Created by the Hungarian poet Mihály Vörösmarty in the 19th century. He based it on the name of the legendary mother of the Hungarian people, Enéh
, which may mean "cow" or "deer".
From Sumerian 𒂗 (en)
meaning "lord" and possibly 𒆤 (lil)
meaning "wind". Enlil was the Sumerian god of the wind and storms, the son of An
. He was later worshipped by the Akkadians, Assyrians, Babylonians, and other Mesopotamian peoples.
Italian form of the Roman family name Ennius
which is of unknown meaning. Quintus Ennius was an early Roman poet.
From an Irish surname which was derived from Gaelic inis

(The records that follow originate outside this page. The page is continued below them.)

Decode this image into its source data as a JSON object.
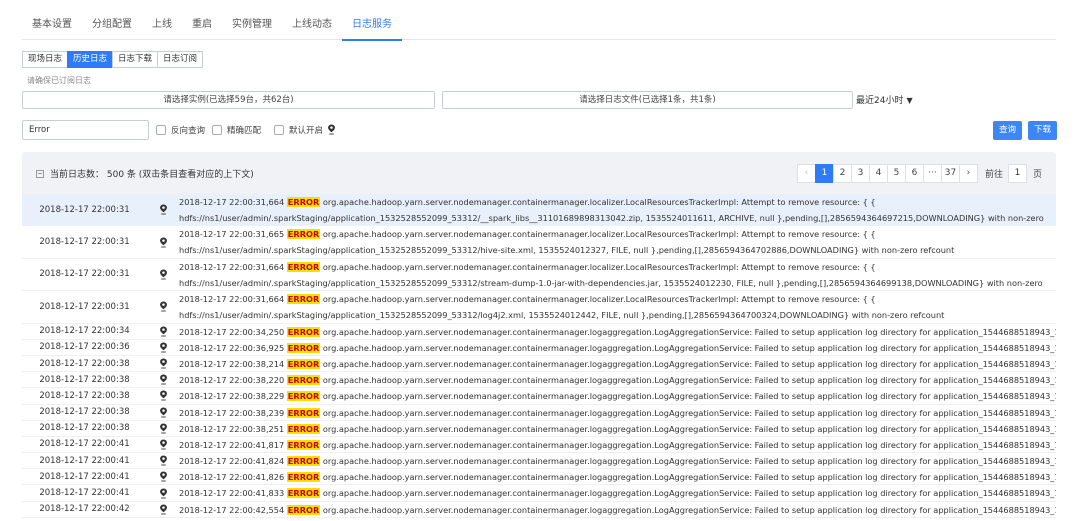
{
  "top_tabs": [
    {
      "label": "基本设置",
      "active": false
    },
    {
      "label": "分组配置",
      "active": false
    },
    {
      "label": "上线",
      "active": false
    },
    {
      "label": "重启",
      "active": false
    },
    {
      "label": "实例管理",
      "active": false
    },
    {
      "label": "上线动态",
      "active": false
    },
    {
      "label": "日志服务",
      "active": true
    }
  ],
  "sub_tabs": [
    {
      "label": "现场日志",
      "active": false
    },
    {
      "label": "历史日志",
      "active": true
    },
    {
      "label": "日志下载",
      "active": false
    },
    {
      "label": "日志订阅",
      "active": false
    }
  ],
  "hint": "请确保已订阅日志",
  "instance_select": "请选择实例(已选择59台，共62台)",
  "file_select": "请选择日志文件(已选择1条，共1条)",
  "time_range": "最近24小时",
  "search": {
    "value": "Error"
  },
  "checks": {
    "reverse": "反向查询",
    "exact": "精确匹配",
    "default_on": "默认开启"
  },
  "buttons": {
    "query": "查询",
    "download": "下载"
  },
  "panel": {
    "title": "当前日志数： 500 条 (双击条目查看对应的上下文)"
  },
  "pager": {
    "pages": [
      "1",
      "2",
      "3",
      "4",
      "5",
      "6",
      "···",
      "37"
    ],
    "active": "1",
    "goto_label": "前往",
    "goto_value": "1",
    "unit": "页"
  },
  "level_word": "ERROR",
  "rows": [
    {
      "time": "2018-12-17 22:00:31",
      "pre": "2018-12-17 22:00:31,664 ",
      "post": " org.apache.hadoop.yarn.server.nodemanager.containermanager.localizer.LocalResourcesTrackerImpl: Attempt to remove resource: { { hdfs://ns1/user/admin/.sparkStaging/application_1532528552099_53312/__spark_libs__3110168989831304​2.zip, 1535524011611, ARCHIVE, null },pending,[],2856594364697215,DOWNLOADING} with non-zero refcount",
      "tall": true,
      "highlight": true
    },
    {
      "time": "2018-12-17 22:00:31",
      "pre": "2018-12-17 22:00:31,665 ",
      "post": " org.apache.hadoop.yarn.server.nodemanager.containermanager.localizer.LocalResourcesTrackerImpl: Attempt to remove resource: { { hdfs://ns1/user/admin/.sparkStaging/application_1532528552099_53312/hive-site.xml, 1535524012327, FILE, null },pending,[],2856594364702886,DOWNLOADING} with non-zero refcount",
      "tall": true,
      "highlight": false
    },
    {
      "time": "2018-12-17 22:00:31",
      "pre": "2018-12-17 22:00:31,664 ",
      "post": " org.apache.hadoop.yarn.server.nodemanager.containermanager.localizer.LocalResourcesTrackerImpl: Attempt to remove resource: { { hdfs://ns1/user/admin/.sparkStaging/application_1532528552099_53312/stream-dump-1.0-jar-with-dependencies.jar, 1535524012230, FILE, null },pending,[],2856594364699138,DOWNLOADING} with non-zero refcount",
      "tall": true,
      "highlight": false
    },
    {
      "time": "2018-12-17 22:00:31",
      "pre": "2018-12-17 22:00:31,664 ",
      "post": " org.apache.hadoop.yarn.server.nodemanager.containermanager.localizer.LocalResourcesTrackerImpl: Attempt to remove resource: { { hdfs://ns1/user/admin/.sparkStaging/application_1532528552099_53312/log4j2.xml, 1535524012442, FILE, null },pending,[],2856594364700324,DOWNLOADING} with non-zero refcount",
      "tall": true,
      "highlight": false
    },
    {
      "time": "2018-12-17 22:00:34",
      "pre": "2018-12-17 22:00:34,250 ",
      "post": " org.apache.hadoop.yarn.server.nodemanager.containermanager.logaggregation.LogAggregationService: Failed to setup application log directory for application_1544688518943_12569",
      "tall": false,
      "highlight": false
    },
    {
      "time": "2018-12-17 22:00:36",
      "pre": "2018-12-17 22:00:36,925 ",
      "post": " org.apache.hadoop.yarn.server.nodemanager.containermanager.logaggregation.LogAggregationService: Failed to setup application log directory for application_1544688518943_12570",
      "tall": false,
      "highlight": false
    },
    {
      "time": "2018-12-17 22:00:38",
      "pre": "2018-12-17 22:00:38,214 ",
      "post": " org.apache.hadoop.yarn.server.nodemanager.containermanager.logaggregation.LogAggregationService: Failed to setup application log directory for application_1544688518943_12568",
      "tall": false,
      "highlight": false
    },
    {
      "time": "2018-12-17 22:00:38",
      "pre": "2018-12-17 22:00:38,220 ",
      "post": " org.apache.hadoop.yarn.server.nodemanager.containermanager.logaggregation.LogAggregationService: Failed to setup application log directory for application_1544688518943_12568",
      "tall": false,
      "highlight": false
    },
    {
      "time": "2018-12-17 22:00:38",
      "pre": "2018-12-17 22:00:38,229 ",
      "post": " org.apache.hadoop.yarn.server.nodemanager.containermanager.logaggregation.LogAggregationService: Failed to setup application log directory for application_1544688518943_12568",
      "tall": false,
      "highlight": false
    },
    {
      "time": "2018-12-17 22:00:38",
      "pre": "2018-12-17 22:00:38,239 ",
      "post": " org.apache.hadoop.yarn.server.nodemanager.containermanager.logaggregation.LogAggregationService: Failed to setup application log directory for application_1544688518943_12568",
      "tall": false,
      "highlight": false
    },
    {
      "time": "2018-12-17 22:00:38",
      "pre": "2018-12-17 22:00:38,251 ",
      "post": " org.apache.hadoop.yarn.server.nodemanager.containermanager.logaggregation.LogAggregationService: Failed to setup application log directory for application_1544688518943_12571",
      "tall": false,
      "highlight": false
    },
    {
      "time": "2018-12-17 22:00:41",
      "pre": "2018-12-17 22:00:41,817 ",
      "post": " org.apache.hadoop.yarn.server.nodemanager.containermanager.logaggregation.LogAggregationService: Failed to setup application log directory for application_1544688518943_12569",
      "tall": false,
      "highlight": false
    },
    {
      "time": "2018-12-17 22:00:41",
      "pre": "2018-12-17 22:00:41,824 ",
      "post": " org.apache.hadoop.yarn.server.nodemanager.containermanager.logaggregation.LogAggregationService: Failed to setup application log directory for application_1544688518943_12569",
      "tall": false,
      "highlight": false
    },
    {
      "time": "2018-12-17 22:00:41",
      "pre": "2018-12-17 22:00:41,826 ",
      "post": " org.apache.hadoop.yarn.server.nodemanager.containermanager.logaggregation.LogAggregationService: Failed to setup application log directory for application_1544688518943_12569",
      "tall": false,
      "highlight": false
    },
    {
      "time": "2018-12-17 22:00:41",
      "pre": "2018-12-17 22:00:41,833 ",
      "post": " org.apache.hadoop.yarn.server.nodemanager.containermanager.logaggregation.LogAggregationService: Failed to setup application log directory for application_1544688518943_12569",
      "tall": false,
      "highlight": false
    },
    {
      "time": "2018-12-17 22:00:42",
      "pre": "2018-12-17 22:00:42,554 ",
      "post": " org.apache.hadoop.yarn.server.nodemanager.containermanager.logaggregation.LogAggregationService: Failed to setup application log directory for application_1544688518943_12570",
      "tall": false,
      "highlight": false
    }
  ]
}
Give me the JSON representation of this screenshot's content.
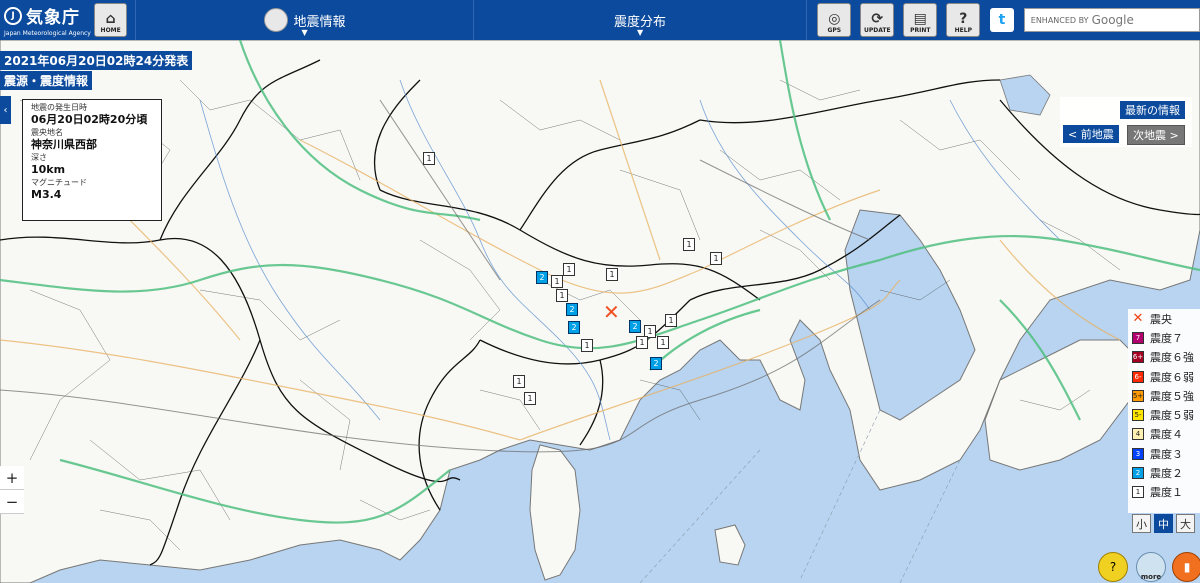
{
  "header": {
    "logo_jp": "気象庁",
    "logo_en": "Japan Meteorological Agency",
    "home_label": "HOME",
    "menu1_label": "地震情報",
    "menu2_label": "震度分布",
    "tools": [
      {
        "label": "GPS",
        "icon": "gps-icon"
      },
      {
        "label": "UPDATE",
        "icon": "update-icon"
      },
      {
        "label": "PRINT",
        "icon": "print-icon"
      },
      {
        "label": "HELP",
        "icon": "help-icon"
      }
    ],
    "search_prefix": "ENHANCED BY",
    "search_brand": "Google"
  },
  "banner": {
    "published": "2021年06月20日02時24分発表",
    "type": "震源・震度情報"
  },
  "quake": {
    "time_label": "地震の発生日時",
    "time": "06月20日02時20分頃",
    "place_label": "震央地名",
    "place": "神奈川県西部",
    "depth_label": "深さ",
    "depth": "10km",
    "mag_label": "マグニチュード",
    "mag": "M3.4"
  },
  "nav": {
    "latest": "最新の情報",
    "prev": "< 前地震",
    "next": "次地震 >"
  },
  "legend": {
    "epicenter": "震央",
    "items": [
      {
        "code": "7",
        "label": "震度７",
        "color": "#b4006e"
      },
      {
        "code": "6+",
        "label": "震度６強",
        "color": "#a50021"
      },
      {
        "code": "6-",
        "label": "震度６弱",
        "color": "#ff2800"
      },
      {
        "code": "5+",
        "label": "震度５強",
        "color": "#ff9900"
      },
      {
        "code": "5-",
        "label": "震度５弱",
        "color": "#ffe600"
      },
      {
        "code": "4",
        "label": "震度４",
        "color": "#fff0b4"
      },
      {
        "code": "3",
        "label": "震度３",
        "color": "#0041ff"
      },
      {
        "code": "2",
        "label": "震度２",
        "color": "#00a0e6"
      },
      {
        "code": "1",
        "label": "震度１",
        "color": "#ffffff"
      }
    ],
    "sizes": [
      "小",
      "中",
      "大"
    ]
  },
  "zoom": {
    "in": "+",
    "out": "−"
  },
  "bottom": {
    "more": "more"
  },
  "stations": [
    {
      "v": "1"
    },
    {
      "v": "1"
    },
    {
      "v": "2"
    },
    {
      "v": "1"
    },
    {
      "v": "1"
    },
    {
      "v": "1"
    },
    {
      "v": "2"
    },
    {
      "v": "2"
    },
    {
      "v": "1"
    },
    {
      "v": "2"
    },
    {
      "v": "1"
    },
    {
      "v": "1"
    },
    {
      "v": "1"
    },
    {
      "v": "1"
    },
    {
      "v": "2"
    },
    {
      "v": "1"
    },
    {
      "v": "1"
    },
    {
      "v": "1"
    },
    {
      "v": "1"
    }
  ]
}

Meaning unknown. This name first appeared in the late 19th century. The aircraft that dropped the atomic bomb on Hiroshima was named 'Enola Gay' after the mother of the pilot.
Means "horse joy" in Old English. This name was invented by J. R. R. Tolkien who used Old English to represent the Rohirric language. In his novel 'The Lord of the Rings' (1954) Eowyn is the niece of King Theoden of Rohan. She slays the Lord of the Nazgul in the Battle of the Pelennor Fields.
Derived from Gaulish epos
meaning "horse". This was the name of the Celtic goddess of horses.
Means "lovely" in Greek. In Greek mythology she was one of the nine Muses, the muse of lyric poetry.
From Turkish er
"brave man" and can
From Turkish er
"brave man" and han
, which is from the title khan
German form of ERIC
. The German novelist Erich Maria Remarque (1898-1970) was the author of 'All Quiet on the Western Front'.
ERIKAfSwedish, Norwegian, Danish, Finnish, German, Hungarian, Czech, Slovene, Croatian, English, Italian
Feminine form of ERIK
. It also coincides with the word for "heather" in some languages.
From a surname which was originally derived from a Scottish place name. It was popularized as a given name by the Australian actor Errol Flynn (1909-1959).
ERWINmGerman, Dutch, Ancient Germanic
Derived from the Germanic name Hariwini
, composed of the elements hari
"army" and win
"friend". It may have merged somewhat with the Germanic name EBURWIN
. A notable bearer was Erwin Schrodinger (1887-1961), an Austrian physicist who made contributions to quantum theory.